Friday, September 23, 2011

Calculating Dates with Java Calendar

Found a tricky problem with Java Calendars today. Essentially, I discovered that you can't reuse Calendar objects in a calling function, because they are singletons. Take this code, for example:

How NOT to do it

// give me the date X days from the day represented by cal
public static String getOffsetDate(Calendar cal, int daysOffset){
    cal.add(Calendar.DATE, daysOffset);
    return dateFormat.format(cal.getTime());

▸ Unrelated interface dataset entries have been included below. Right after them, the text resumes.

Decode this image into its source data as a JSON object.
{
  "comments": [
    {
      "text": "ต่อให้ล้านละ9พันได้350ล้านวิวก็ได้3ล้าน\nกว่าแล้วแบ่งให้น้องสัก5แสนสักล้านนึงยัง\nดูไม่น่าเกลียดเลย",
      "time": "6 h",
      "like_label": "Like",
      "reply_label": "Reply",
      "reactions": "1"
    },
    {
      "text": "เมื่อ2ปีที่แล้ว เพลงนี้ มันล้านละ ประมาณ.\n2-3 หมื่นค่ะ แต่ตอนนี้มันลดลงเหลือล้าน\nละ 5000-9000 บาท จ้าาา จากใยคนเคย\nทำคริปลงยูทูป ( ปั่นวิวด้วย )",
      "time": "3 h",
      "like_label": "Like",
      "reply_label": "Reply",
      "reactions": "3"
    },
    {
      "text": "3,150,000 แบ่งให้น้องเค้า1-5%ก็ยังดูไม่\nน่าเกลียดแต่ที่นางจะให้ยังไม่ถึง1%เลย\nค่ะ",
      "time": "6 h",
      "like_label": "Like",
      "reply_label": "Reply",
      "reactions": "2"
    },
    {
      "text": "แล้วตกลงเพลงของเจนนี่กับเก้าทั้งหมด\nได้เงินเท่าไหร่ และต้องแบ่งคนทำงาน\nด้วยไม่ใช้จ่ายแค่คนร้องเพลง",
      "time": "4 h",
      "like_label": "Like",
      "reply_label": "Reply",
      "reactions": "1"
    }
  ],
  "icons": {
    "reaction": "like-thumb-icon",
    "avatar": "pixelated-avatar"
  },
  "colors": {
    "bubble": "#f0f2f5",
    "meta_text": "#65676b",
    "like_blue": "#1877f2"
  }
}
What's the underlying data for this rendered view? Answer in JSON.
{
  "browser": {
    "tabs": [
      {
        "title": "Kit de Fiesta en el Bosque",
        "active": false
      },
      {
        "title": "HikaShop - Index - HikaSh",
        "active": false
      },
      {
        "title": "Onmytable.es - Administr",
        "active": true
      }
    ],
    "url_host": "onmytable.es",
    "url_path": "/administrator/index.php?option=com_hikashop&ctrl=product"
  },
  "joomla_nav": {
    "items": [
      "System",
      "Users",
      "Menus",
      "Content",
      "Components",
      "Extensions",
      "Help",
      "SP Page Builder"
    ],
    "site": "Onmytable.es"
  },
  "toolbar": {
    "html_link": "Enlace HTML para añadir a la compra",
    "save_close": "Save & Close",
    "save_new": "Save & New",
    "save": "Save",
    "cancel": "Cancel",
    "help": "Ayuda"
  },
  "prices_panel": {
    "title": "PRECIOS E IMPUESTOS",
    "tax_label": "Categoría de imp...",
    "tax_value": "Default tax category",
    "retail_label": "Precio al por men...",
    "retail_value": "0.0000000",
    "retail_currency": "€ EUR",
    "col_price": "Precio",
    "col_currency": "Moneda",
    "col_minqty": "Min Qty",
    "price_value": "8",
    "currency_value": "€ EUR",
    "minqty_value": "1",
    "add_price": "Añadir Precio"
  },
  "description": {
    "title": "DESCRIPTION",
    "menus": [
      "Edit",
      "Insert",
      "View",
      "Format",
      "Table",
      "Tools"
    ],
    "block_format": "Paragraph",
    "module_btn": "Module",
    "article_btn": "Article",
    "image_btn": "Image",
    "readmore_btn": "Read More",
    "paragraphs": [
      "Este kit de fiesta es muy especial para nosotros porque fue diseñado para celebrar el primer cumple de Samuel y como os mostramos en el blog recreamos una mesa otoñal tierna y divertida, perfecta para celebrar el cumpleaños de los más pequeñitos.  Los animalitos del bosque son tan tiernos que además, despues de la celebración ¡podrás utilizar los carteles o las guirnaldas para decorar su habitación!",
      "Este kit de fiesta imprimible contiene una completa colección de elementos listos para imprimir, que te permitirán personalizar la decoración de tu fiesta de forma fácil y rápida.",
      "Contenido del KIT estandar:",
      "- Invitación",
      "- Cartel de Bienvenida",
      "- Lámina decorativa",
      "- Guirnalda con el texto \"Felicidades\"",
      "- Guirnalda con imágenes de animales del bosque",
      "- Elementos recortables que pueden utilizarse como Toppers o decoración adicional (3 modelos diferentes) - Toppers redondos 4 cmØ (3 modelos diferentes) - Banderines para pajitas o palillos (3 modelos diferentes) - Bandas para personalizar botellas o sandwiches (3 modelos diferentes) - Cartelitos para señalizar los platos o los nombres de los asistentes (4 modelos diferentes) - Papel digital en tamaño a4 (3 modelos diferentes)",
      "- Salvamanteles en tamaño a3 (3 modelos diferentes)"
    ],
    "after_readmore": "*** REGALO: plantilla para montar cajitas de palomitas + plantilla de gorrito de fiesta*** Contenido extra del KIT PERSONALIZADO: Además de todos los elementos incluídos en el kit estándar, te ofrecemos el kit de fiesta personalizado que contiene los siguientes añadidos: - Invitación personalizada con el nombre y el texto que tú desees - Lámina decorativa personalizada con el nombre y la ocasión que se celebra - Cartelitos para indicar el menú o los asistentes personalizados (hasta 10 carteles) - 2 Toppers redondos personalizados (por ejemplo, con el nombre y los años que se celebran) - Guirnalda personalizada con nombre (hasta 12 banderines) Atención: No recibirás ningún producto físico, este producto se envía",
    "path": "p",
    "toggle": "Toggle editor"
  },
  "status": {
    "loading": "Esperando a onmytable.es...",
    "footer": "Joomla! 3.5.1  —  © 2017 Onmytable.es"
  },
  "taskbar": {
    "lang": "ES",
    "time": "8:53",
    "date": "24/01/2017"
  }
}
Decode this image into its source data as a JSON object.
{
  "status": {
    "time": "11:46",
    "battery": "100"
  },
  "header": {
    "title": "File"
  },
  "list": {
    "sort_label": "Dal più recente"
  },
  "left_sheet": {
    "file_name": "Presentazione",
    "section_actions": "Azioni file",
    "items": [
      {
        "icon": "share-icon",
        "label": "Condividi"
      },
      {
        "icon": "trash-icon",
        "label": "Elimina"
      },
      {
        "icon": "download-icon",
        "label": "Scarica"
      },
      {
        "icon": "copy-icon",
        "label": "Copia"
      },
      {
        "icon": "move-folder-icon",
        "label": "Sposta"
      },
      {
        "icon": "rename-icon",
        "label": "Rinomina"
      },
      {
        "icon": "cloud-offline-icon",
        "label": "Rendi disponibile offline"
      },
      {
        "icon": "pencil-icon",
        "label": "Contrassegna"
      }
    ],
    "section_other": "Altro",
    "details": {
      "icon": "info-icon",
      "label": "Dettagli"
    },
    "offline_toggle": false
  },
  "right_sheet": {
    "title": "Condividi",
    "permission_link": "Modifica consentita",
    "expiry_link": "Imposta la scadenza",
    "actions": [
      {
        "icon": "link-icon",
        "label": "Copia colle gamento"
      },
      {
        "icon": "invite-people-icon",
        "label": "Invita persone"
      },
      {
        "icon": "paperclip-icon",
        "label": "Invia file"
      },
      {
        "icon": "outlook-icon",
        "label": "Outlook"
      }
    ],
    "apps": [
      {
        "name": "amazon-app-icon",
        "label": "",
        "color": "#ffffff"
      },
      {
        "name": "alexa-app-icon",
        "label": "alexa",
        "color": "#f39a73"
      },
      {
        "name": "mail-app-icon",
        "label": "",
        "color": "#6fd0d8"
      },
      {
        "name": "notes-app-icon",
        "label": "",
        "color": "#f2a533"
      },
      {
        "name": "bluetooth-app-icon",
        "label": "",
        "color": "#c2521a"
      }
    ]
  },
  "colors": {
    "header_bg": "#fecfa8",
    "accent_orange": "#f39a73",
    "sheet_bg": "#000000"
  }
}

This function appears to work until you call it a second and third time, and find out (like I did) that the new calendar value is being retained each time, and so increasing the daysOffset incrementally results in dates that are additively further out:

Today :2011-01-15
1 days ago     : 2011-01-14
2 days ago     : 2011-01-12 
3 days ago     : 2011-01-09
4 days ago     : 2011-01-05
5 days ago     : 2010-12-31 // wait. what?!

Apparently the Calendar.getInstance() gives you a singleton. Try passing it around to other methods, expecting it to make a new instance of itself and you'll run into problems. I found this to be extremely annoying and non-intuitive, and the Java Doc does not warn you about this, either.


So what's the solution? You have to create a new instance, or clone() the instance of the calendar before making the calculation (see sample code below).

package com.test.calendar;

import java.text.SimpleDateFormat;
import java.util.Calendar;

public class CalendarTestDaysAgo {

    private static final SimpleDateFormat dateFormat = new SimpleDateFormat("yyyy-MM-dd");
     * @param args
    public static void main(String[] args) {
        Calendar cal = Calendar.getInstance(); // today
        // set to January 15
        cal.set(Calendar.MONTH, Calendar.JANUARY);
        cal.set(Calendar.DAY_OF_MONTH, 15);
        System.out.print("Today :"+getOffsetDate(cal,0) + "\n");
        for (int d = 1; d < 32; d++){
            System.out.print(d + " days ago: " + getOffsetDate(cal, d * -1) + "\n");

    // give me the date X days hence from the day represented by cal
    public static String getOffsetDate(Calendar cal, int daysOffset){
                                          // this clone() call is required
                                          // otherwise subsequent changes are additive 
        Calendar newCal = (Calendar) cal.clone();
        newCal.add(Calendar.DATE, daysOffset);
        return dateFormat.format(newCal.getTime());

Results in:
Today :2011-01-15
1 days ago     : 2011-01-14
2 days ago     : 2011-01-13
3 days ago     : 2011-01-12
4 days ago     : 2011-01-11
5 days ago     : 2011-01-10 // that's better.

Tuesday, September 20, 2011

Arduino Remote Control Irrigation Rig - Prototype 2

Last night I finished Prototype 2 of my Arduino irrigation remote control rig. Added the screw terminal headers so I can connect the irrigation control wires. The very last screw terminal on the right with the white wire is my power bus. It's wired into the COM terminals of all the relay boards.

For those of you who may be wondering, this iteration is mounted on an old IKEA cutting board. I needed the extra physical strength, because the 18 gauge wire used for the irrigation wires is stiff and heavy.

I drilled holes in the cutting board that are just big enough for 4-40 machine screws to poke through (7/32 drill bit, I think). The relay boards have long pins on the bottom, so they need be elevated off the board. I found some 1-inch spacer nuts at Fry's, and that's what the relay boards are mounted on top of. It worked so well, I will be doing the same for the Arduino ADK and Ethernet Shield.

Next step: Wire it up to my irrigation control box and try real hard not the burn the house down. The real trick will be to tap into my irrigation controller's 24-volt power supply without disabling the controller. Fun times!